Consider your options
Homeowners insurance claim denied? Don’t panic! Getting a homeowners insurance claim denied is common and happens to 1 in 4 homeowners each year. Just because your claim was denied doesn’t mean that you have to accept it without a fight. There are certain steps you can take to appeal your claim with your insurer and possibly even get it approved if you do so correctly. Before you contact them, however, make sure that you have all of your documentation together; there’s no sense in making an official appeal if they don’t have any paperwork from you and yours is incomplete or incorrect. Once you have everything ready, call your agent and ask for an explanation as to why your claim was denied. If he or she gives you one, be sure to write it down for future reference. If not, ask for one before proceeding further with an appeal. Your next step will depend on whether or not your agent gave you a reason for denial but either way you should proceed cautiously when speaking with him or her about appealing their decision.
Determine who’s responsible
In your homeowner’s insurance policy, you should have a description of what’s covered and what isn’t. If you or your guests accidentally cause damage to someone else’s belongings (and it’s not labeled as excluded), then that would be covered by your homeowners insurance claim denied.
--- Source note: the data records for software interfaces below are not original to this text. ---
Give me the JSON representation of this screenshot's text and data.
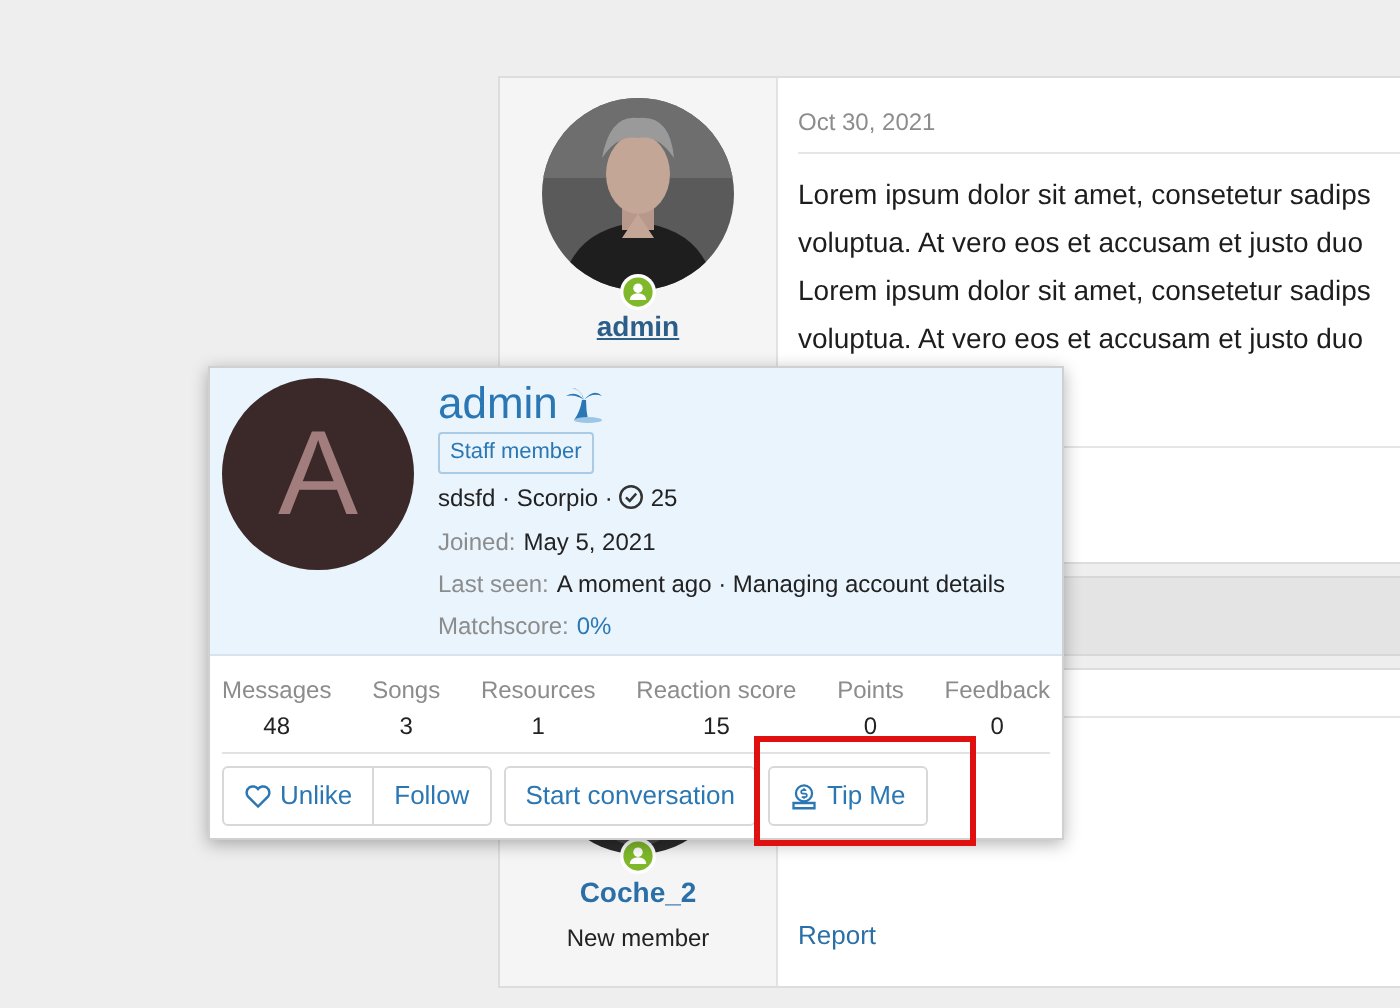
{
  "posts": [
    {
      "author": "admin",
      "online": true,
      "date": "Oct 30, 2021",
      "lines": [
        "Lorem ipsum dolor sit amet, consetetur sadips",
        "voluptua. At vero eos et accusam et justo duo",
        "Lorem ipsum dolor sit amet, consetetur sadips",
        "voluptua. At vero eos et accusam et justo duo"
      ]
    },
    {
      "author": "Coche_2",
      "role": "New member",
      "online": true,
      "action": "Report"
    }
  ],
  "popup": {
    "initial": "A",
    "name": "admin",
    "badge": "Staff member",
    "info": [
      "sdsfd · Scorpio ·",
      "25"
    ],
    "joined": {
      "label": "Joined:",
      "value": "May 5, 2021"
    },
    "last_seen": {
      "label": "Last seen:",
      "value": "A moment ago · Managing account details"
    },
    "matchscore": {
      "label": "Matchscore:",
      "value": "0%"
    },
    "stats": [
      {
        "label": "Messages",
        "value": "48"
      },
      {
        "label": "Songs",
        "value": "3"
      },
      {
        "label": "Resources",
        "value": "1"
      },
      {
        "label": "Reaction score",
        "value": "15"
      },
      {
        "label": "Points",
        "value": "0"
      },
      {
        "label": "Feedback",
        "value": "0"
      }
    ],
    "buttons": [
      {
        "label": "Unlike",
        "kind": "like"
      },
      {
        "label": "Follow",
        "kind": "plain"
      },
      {
        "label": "Start conversation",
        "kind": "plain"
      },
      {
        "label": "Tip Me",
        "kind": "tip"
      }
    ]
  }
}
After taking a good look at your policy, if there is no clear answer on who’s responsible for paying, try contacting all relevant parties to see who will agree to take responsibility for fixing the problem. Ultimately, only an expert in insurance claims can tell you what kind of options are available in your case; however, you can begin working through these processes with better knowledge on how to properly handle a homeowners insurance claim denied. The important thing to remember is that everyone has a right to their own opinion. However, if two people disagree about who’s responsible for something, it’s usually up to them to work out a solution themselves. If they can’t do so amicably, they may need outside help from authorities like law enforcement or mediators. That being said, sometimes mediation doesn’t work out and legal action becomes necessary – when such situations arise, our experienced personal injury attorneys can provide critical assistance in making sure that your rights are protected. Our team understands insurance claims law inside and out – we know exactly what needs to happen after a homeowners insurance claim denied has been issued against you or someone close to you.